There is no exact amount of time an employee is allowed to stay on light or modified duty. The length of modified duty will depend on your employer’s policy. Your employer is allowed to only temporarily provide modified duty if that is what your policy says.
Employers may create a permanent light or modified duty position for a worker with a disability but are not required to do so. Once light or modified duty is no longer available, your employer should talk with you about whether there are other reasonable accommodations available to you.
7) Do I need to be fully healed or “full duty” before I can return to work?
A policy requiring an injured worker or an employee with a disability to be 100% healed or to be released to work with no restrictions is unlawful under disability discrimination laws. Your employer must decide on an individualized basis whether you can return to your former job, with or without restrictions, or be reassigned to a different position. Your employer should not wait for your injury to become “permanent and stationary” (to reach maximum improvement) to talk with you about reasonable accommodations.
Under the workers’ compensation system, your employer must offer you work that meets the restrictions outlined in your doctor’s most recent report (assuming your doctor has approved some form of return to work). If your employer assigns or offers work that does not meet the work restrictions in your doctor’s report, you do not have to accept it. You should contact a Division of WC Information & Assistance Officer in the local office where your workers’ compensation claim was filed for assistance.

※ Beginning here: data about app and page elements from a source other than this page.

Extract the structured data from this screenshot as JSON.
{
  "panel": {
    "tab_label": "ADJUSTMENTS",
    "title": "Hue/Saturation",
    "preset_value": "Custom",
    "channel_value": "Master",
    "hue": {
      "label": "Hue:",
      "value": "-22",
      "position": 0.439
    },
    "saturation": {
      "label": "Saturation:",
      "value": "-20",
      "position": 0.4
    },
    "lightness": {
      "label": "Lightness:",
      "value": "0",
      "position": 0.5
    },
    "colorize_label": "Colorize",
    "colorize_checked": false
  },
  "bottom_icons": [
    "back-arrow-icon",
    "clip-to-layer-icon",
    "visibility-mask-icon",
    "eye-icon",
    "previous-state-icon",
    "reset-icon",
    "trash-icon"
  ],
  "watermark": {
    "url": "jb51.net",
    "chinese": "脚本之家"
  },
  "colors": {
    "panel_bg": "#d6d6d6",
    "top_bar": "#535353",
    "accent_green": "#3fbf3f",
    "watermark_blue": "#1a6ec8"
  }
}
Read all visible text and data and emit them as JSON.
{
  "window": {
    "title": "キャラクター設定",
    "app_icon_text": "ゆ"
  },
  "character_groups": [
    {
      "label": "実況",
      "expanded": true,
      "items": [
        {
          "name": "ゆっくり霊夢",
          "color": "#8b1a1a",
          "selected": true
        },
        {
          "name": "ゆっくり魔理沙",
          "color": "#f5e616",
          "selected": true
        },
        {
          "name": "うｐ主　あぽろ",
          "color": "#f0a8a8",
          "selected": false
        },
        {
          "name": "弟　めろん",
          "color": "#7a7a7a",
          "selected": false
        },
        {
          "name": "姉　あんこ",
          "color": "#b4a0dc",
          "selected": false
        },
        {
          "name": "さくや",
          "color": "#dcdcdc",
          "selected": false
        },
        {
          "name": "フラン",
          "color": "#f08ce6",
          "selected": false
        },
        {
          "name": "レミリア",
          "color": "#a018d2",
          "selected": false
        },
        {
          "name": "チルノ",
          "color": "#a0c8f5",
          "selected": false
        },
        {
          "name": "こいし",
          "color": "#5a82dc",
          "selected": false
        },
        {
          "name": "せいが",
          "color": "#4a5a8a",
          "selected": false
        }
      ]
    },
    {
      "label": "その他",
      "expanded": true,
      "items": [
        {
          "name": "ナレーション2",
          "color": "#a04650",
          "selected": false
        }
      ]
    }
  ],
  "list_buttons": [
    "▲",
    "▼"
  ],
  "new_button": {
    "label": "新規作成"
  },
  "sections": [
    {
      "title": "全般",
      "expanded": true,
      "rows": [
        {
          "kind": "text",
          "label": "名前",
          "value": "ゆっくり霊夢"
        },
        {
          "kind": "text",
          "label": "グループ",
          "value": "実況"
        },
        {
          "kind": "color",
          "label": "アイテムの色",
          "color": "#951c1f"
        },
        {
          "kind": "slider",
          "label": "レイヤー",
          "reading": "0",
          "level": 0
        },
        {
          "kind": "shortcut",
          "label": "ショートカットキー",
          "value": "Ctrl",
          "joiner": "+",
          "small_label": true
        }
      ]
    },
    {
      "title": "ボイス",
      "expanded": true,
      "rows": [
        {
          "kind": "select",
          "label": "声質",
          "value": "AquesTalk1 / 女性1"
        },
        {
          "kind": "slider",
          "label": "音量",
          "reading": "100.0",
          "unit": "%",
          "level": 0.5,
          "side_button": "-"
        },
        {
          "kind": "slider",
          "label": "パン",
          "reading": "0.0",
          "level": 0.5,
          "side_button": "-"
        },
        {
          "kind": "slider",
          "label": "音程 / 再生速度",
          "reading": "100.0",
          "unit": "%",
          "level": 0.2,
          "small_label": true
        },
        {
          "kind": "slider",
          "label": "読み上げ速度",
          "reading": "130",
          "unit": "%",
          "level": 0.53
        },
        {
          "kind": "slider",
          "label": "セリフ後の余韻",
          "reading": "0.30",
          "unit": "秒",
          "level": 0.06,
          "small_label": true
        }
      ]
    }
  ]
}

8) My employer has ignored my medical restrictions and assigned me work that I cannot do due to my work-related injury.
If your doctor reports that you may return to work with medical restrictions, any work that your employer assigns must meet these restrictions. Your employer may, for example, change certain tasks, reduce your time on certain tasks, or provide equipment to help you perform your tasks.
Or, your employer may say that work that meets your medical restrictions is not available. If this happens, you cannot be required to work. If your employer cannot give you work that meets your work restrictions, your employer’s insurance agency must pay temporary total disability benefits.
You should show the doctor’s work restrictions to your employer and discuss how your restrictions can be met. You do not have to perform work that is beyond your medical restrictions. If you refuse a work assignment, you should clearly explain to your employer how the assignment fails to meet your restrictions. If possible, do this in writing. If your employer takes or threatens action against you because you won’t accept this work assignment, it could be a violation of disability discrimination laws which prohibit retaliation against disabled workers who need reasonable accommodations.
You should communicate frequently with your employer to discuss your job-related limitations and suggest ideas for accommodations that might work for you and your employer.
9) Can my employer fire me for being injured or disabled?
It is illegal for your employer to treat you badly, punish or fire you for having a disability or a job-related injury, or for filing a workers’ compensation claim.